A cool head in the ring or in a business conference, and a man with a profound sympathy for the problems of prizefighters, Ingemar made it clear that Floyd Patterson is his chosen opponent for his next fight, partly because he expects the match to draw the best of any that can be arranged but also because he has a sincere admiration for Patterson as a man. Patterson has made no excuses for being knocked out, has made no attempt to disparage Johansson's victory as the mere result of a lucky punch. The former champion has maintained a decent and dignified silence ever since the fight, and Johansson, a quiet man himself, respects him for it.
When Tepper announced that a consummation in Gothenburg was impossible without clarification of the New York situation, he paused as if for once that was all he had to say. Ahlquist prompted him.
"You forget something," Ahlquist said.
Tepper looked blank, but Ingemar knew what Ahlquist meant.
"There is going to be a fight with Patterson," Ingemar said firmly, "I don't know if Tepper will promote, but one thing I know—it will be Floyd Patterson. Floyd Patterson is a good sportsman. Even if our contract is null and void I am standing by my promise. Floyd Patterson is a nice boy and they are not taking his license away, even though they take away D'Amato's."
Neither Johansson nor Ahlquist seemed to care particularly whether Tepper promotes the fight or who his backers are. Ahlquist pointedly told the Gothenburg press that "it is unimportant what the names of the backers are because there is plenty of Swedish money available here and in America to promote the fight."
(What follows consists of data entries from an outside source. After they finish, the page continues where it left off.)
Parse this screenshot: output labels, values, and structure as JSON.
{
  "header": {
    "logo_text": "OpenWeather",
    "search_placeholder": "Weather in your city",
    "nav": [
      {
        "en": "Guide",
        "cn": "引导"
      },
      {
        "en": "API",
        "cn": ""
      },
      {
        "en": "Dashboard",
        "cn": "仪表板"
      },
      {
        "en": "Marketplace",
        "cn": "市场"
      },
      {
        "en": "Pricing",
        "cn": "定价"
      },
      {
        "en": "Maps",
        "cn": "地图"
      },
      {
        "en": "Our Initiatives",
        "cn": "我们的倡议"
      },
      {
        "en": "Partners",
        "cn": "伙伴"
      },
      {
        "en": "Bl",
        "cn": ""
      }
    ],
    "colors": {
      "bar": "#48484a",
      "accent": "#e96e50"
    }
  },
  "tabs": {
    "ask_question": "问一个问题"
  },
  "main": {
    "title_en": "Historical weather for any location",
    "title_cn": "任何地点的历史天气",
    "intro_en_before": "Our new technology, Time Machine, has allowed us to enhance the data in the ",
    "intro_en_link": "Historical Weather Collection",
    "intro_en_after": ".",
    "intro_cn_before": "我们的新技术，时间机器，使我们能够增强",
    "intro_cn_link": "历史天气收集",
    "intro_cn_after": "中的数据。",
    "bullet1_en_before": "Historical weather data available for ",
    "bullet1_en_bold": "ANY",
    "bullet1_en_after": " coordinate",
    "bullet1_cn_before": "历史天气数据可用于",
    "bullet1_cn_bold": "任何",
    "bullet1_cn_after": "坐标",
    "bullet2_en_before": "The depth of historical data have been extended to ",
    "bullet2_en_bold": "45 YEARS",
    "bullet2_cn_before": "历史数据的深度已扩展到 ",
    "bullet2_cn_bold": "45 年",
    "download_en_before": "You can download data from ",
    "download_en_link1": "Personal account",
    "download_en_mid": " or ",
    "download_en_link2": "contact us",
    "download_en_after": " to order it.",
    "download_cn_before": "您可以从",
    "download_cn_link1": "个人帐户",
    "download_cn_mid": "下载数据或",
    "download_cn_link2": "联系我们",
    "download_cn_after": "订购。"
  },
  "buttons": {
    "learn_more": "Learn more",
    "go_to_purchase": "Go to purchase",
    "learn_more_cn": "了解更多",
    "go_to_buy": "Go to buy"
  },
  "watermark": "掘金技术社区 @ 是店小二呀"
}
Granted that Tepper or another suitable promoter can be found, the fight will take place in New York next June. If Johansson wins the return bout the chances are that he will make his second defense in Gothenburg at the very modern Nya Ullevi Stadium, possibly against Zora Folley, ranked No. 2 behind Patterson. Ahlquist believes that such a fight in September would warrant $100 ringside tickets, draw $1,200,000 at the gate alone and sell out the 60,000 seats in a couple of weeks. On the night that Johansson knocked out top-ranked Eddie Machen in a single round, before Ingemar was seriously considered as a challenger, the stadium was almost filled. Now that he is champion, Sweden's very first, it would seem that Ahlquist is not just being optimistic.
Johansson, letting promotional nature take its course, starts a Caribbean and Latin American exhibition tour at Ciudad Trujillo on December 2, winding up at Trinidad in mid-December. While this is going on, Ahlquist may well turn up in New York to look at Joe Tepper on his native soil and discuss affairs of state with Joe's potential backers.